Canada’s Federal Court of Appeal has rejected the Competition Bureau’s request to block the takeover of Shaw by Rogers, a decision that removes one of the final hurdles standing in the way of the $20-billion merger from going ahead.
The merger, first proposed in 2021, would see Toronto-based Rogers Communications Inc. take over Calgary-based rival Shaw Communications Inc. in a move that would further consolidate Canada’s top-heavy telecommunications sector.
The deal has faced numerous regulatory hurdles since being proposed, but in a lengthy review process the companies have secured most of the approvals they require to consummate the deal. As part of that process, Rogers has agreed to sell Shaw’s wireless business, Freedom Mobile, to Quebec-based Videotron.
The Competition Bureau was a major sticking point and sought to block the merger on the grounds that it would be bad for consumers, but a tribunal rejected that argument last month.
The bureau appealed to a higher court to reconsider, and Tuesday’s hearing brought an end to that dispute, in the companies’ favour.
“According to the tribunal, this was not a particularly close case,” the judge said. “It found, I would say, on the evidence rather decisively that there was no substantial lessening of competition.”
Now that the Competition Bureau has been unsuccessful, the final hurdle standing in the way of the deal being consummated is the approval of federal Innovation Minister François-Philippe Champagne.
Champagne has previously said he would not allow the deal to go through as originally structured, and even with the divestment of Freedom Mobile, he has laid out a checklist of what would be needed to get his approval.
The minister has said he would rule on the merger only once there is “clarity on the ongoing legal process.”
In a tweet on Tuesday, Champagne said he “will be reviewing” the court’s ruling “closely” and added that he will “render a decision in due course.”
Rogers, Shaw and Videotron have a self-imposed deadline of Jan. 31 to finalize the deal, but many such deadlines have come and gone in this lengthy process.
Officials from Rogers, Shaw and other stakeholders will be in Ottawa on Wednesday to testify in front of the House of Commons standing committee on industry and technology. While the hearing is likely to result in probing and intense questioning, the committee itself lacks the power to actually block the deal.

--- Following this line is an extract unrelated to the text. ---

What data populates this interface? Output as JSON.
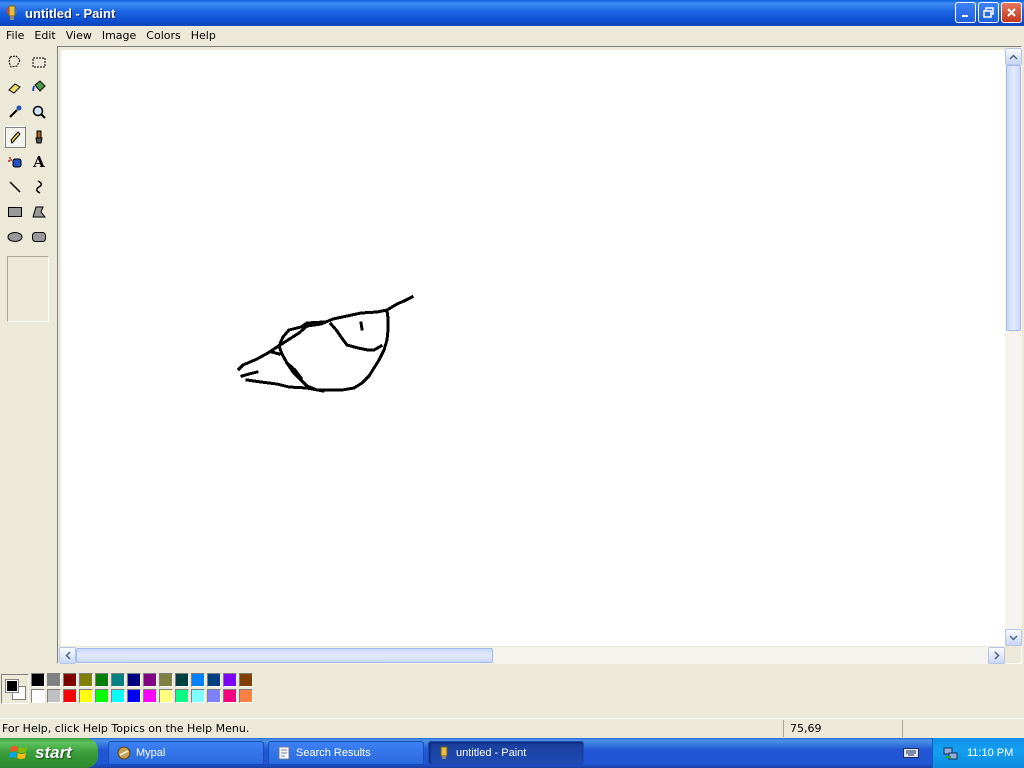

Consumer watchdog group the Public Interest Advocacy Centre says the court made a huge mistake in rejecting the Competition Bureau’s arguments.
“The public can only be suspicious that the powers that be want this deal to close — even if it means a decade of high wireless and internet prices for Canadians,” executive director and general counsel John Lawford said after the verdict.
“The court’s ruling means the Canadian Competition Act is utterly broken and needs to be radically rewritten to actually provide tools to block anti-competitive mergers.”